When the pork is browned, add a bunch of sliced radishes, a chopped onion, and as many sliced hot peppers as you desire, seeds removed according to your heat tolerance. Season with salt. Cook slowly for 15 minutes on low/med with the lid on, stirring often and add water if it starts to dry up. Add chopped ginger and green onion when it’s almost done, stir-fry a bit longer, and serve with rice.
Pickles ’n’ Pad Thai
Putting up a few quarts of pickled radishes early in the season is a nice way to get warmed up for when pickling season begins in earnest during the summer’s dog days. Use a brine that’s two parts water, one part cider vinegar, one part white wine vinegar, and enough sugar to taste—just enough to soften the edge of the vinegar, but not overly sweet. Trim the leaves and taproot and pack the radishes into clean, sterile quart jars after adding a teaspoon of salt and a tablespoon of mustard seeds to each jar. Follow the pickling instructions that come with the Mason jar lids.
In three weeks your radishes will be pickled and ready to snack on, or serve alongside a rich meal, like steak.
Pickled radish can also be cooked, and one of the best-known examples of pickled radish cookery is Pad Thai, a stir-fried noodle dish from Thailand. Boil, strain, rinse and set aside some rice noodles. In a hot wok with a 1/4-inch puddle of oil on the bottom, brown a mess of chopped garlic, then add cubed tofu (or chicken, or other meat) and chopped pickled radish. As the proteins cook they’ll release water; keep stirring the sputtering pile until everything is cooked. Then pour in one or two beaten eggs. When the eggs start to set up, add soy sauce and stir it all around to break up the eggs into fragments. Then stir in the noodles, along with bean sprouts, chives and ground peanuts. When everything’s hot and mixed, remove from heat and garnish with more bean sprouts, chives, ground peanuts and a slice or two of lime.

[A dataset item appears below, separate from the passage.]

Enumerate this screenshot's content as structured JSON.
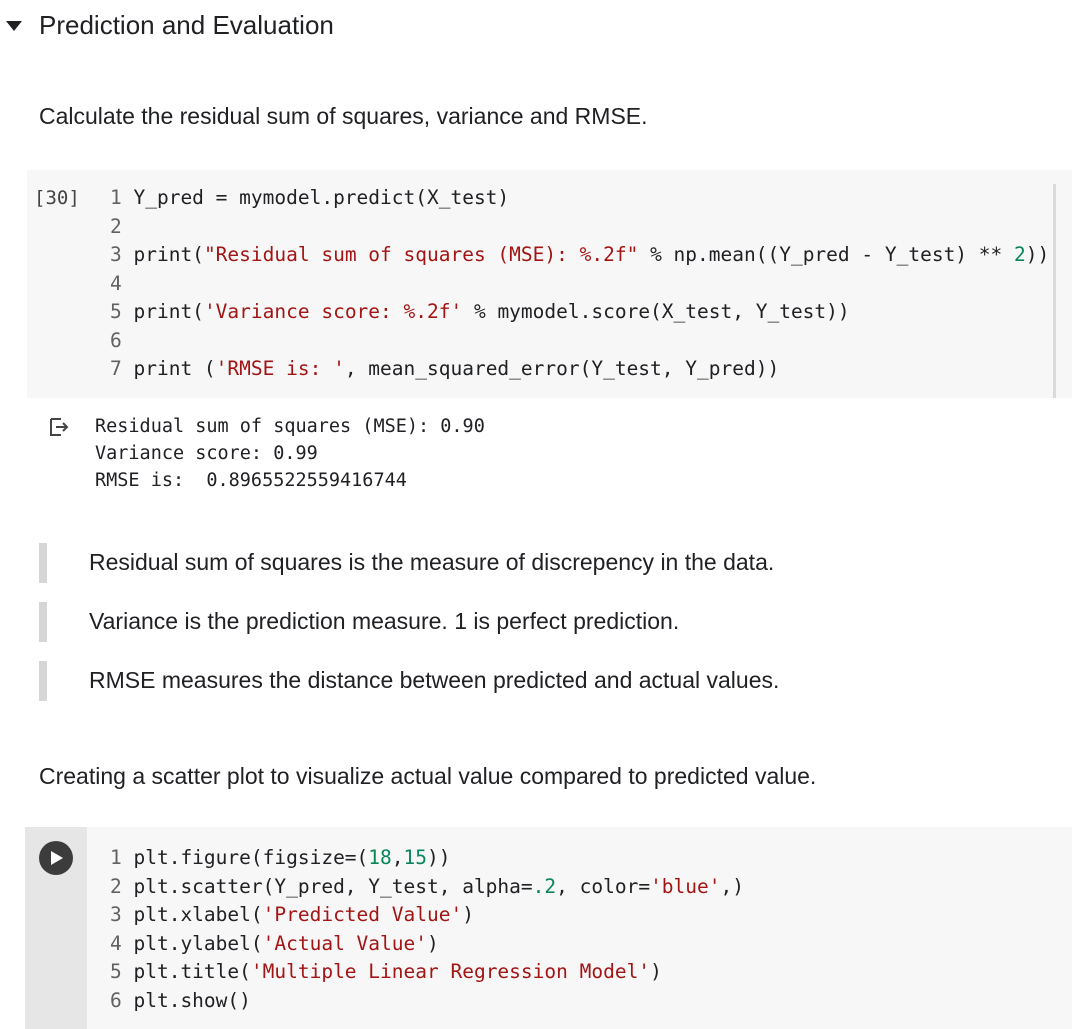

Now that you’re ready to roll with radishes, you can buy them and plant them for all the right reasons. Just remember to keep that radish out of the raw dish.
Ask Ari: Garlic beckons
What’re you doing in Missoula?
—Curious Flash Fan
A: Watering my garlic, CFF.
I planted it last fall, before learning I’d be spending the next few years in New Mexico. This spring the cloves dutifully sprouted, and quickly grew to about 20 inches as of last week.
Although garlic needs a lot of water, irrigation is seldom necessary in Missoula until late May, when the spring rains diminish. So I planned my recent trip to coincide with setting up soaker hoses in my garlic so my housemates can water it for me.
Unfortunately, the precipitation this spring was light, and it would have been better if I’d arrived a week earlier; the week before I arrived was hot and dry. Also stunting progress was the fact that my soil was light on mulch and organic matter, both of which would have helped my soil retain water.
The upshot: As soon as I was able to pull my face out of my neighbor’s lilacs, I ascertained that my garlic patch was kicking ass compared to anyone else’s in town—as usual—except for the patch tended by my neighbor and nemesis, El Camino. His garlic had about four inches on mine, at least above ground.
But it’s below ground that counts, and to bring a productive harvest in July, I did a little first aid. After laying the soaker hoses I added another layer of straw mulch above them, to keep every drop of irrigation water in the soil. I also sprayed a solution of Alaska brand liquid fish emulsion onto the plants. It made the garden smell like a wharf, and will hopefully give my garlic a little pick-up. If my housemates turn the water on regularly for the next month, there’s an outside chance I’ll catch El Camino.
Send your food and garden queries to email@example.com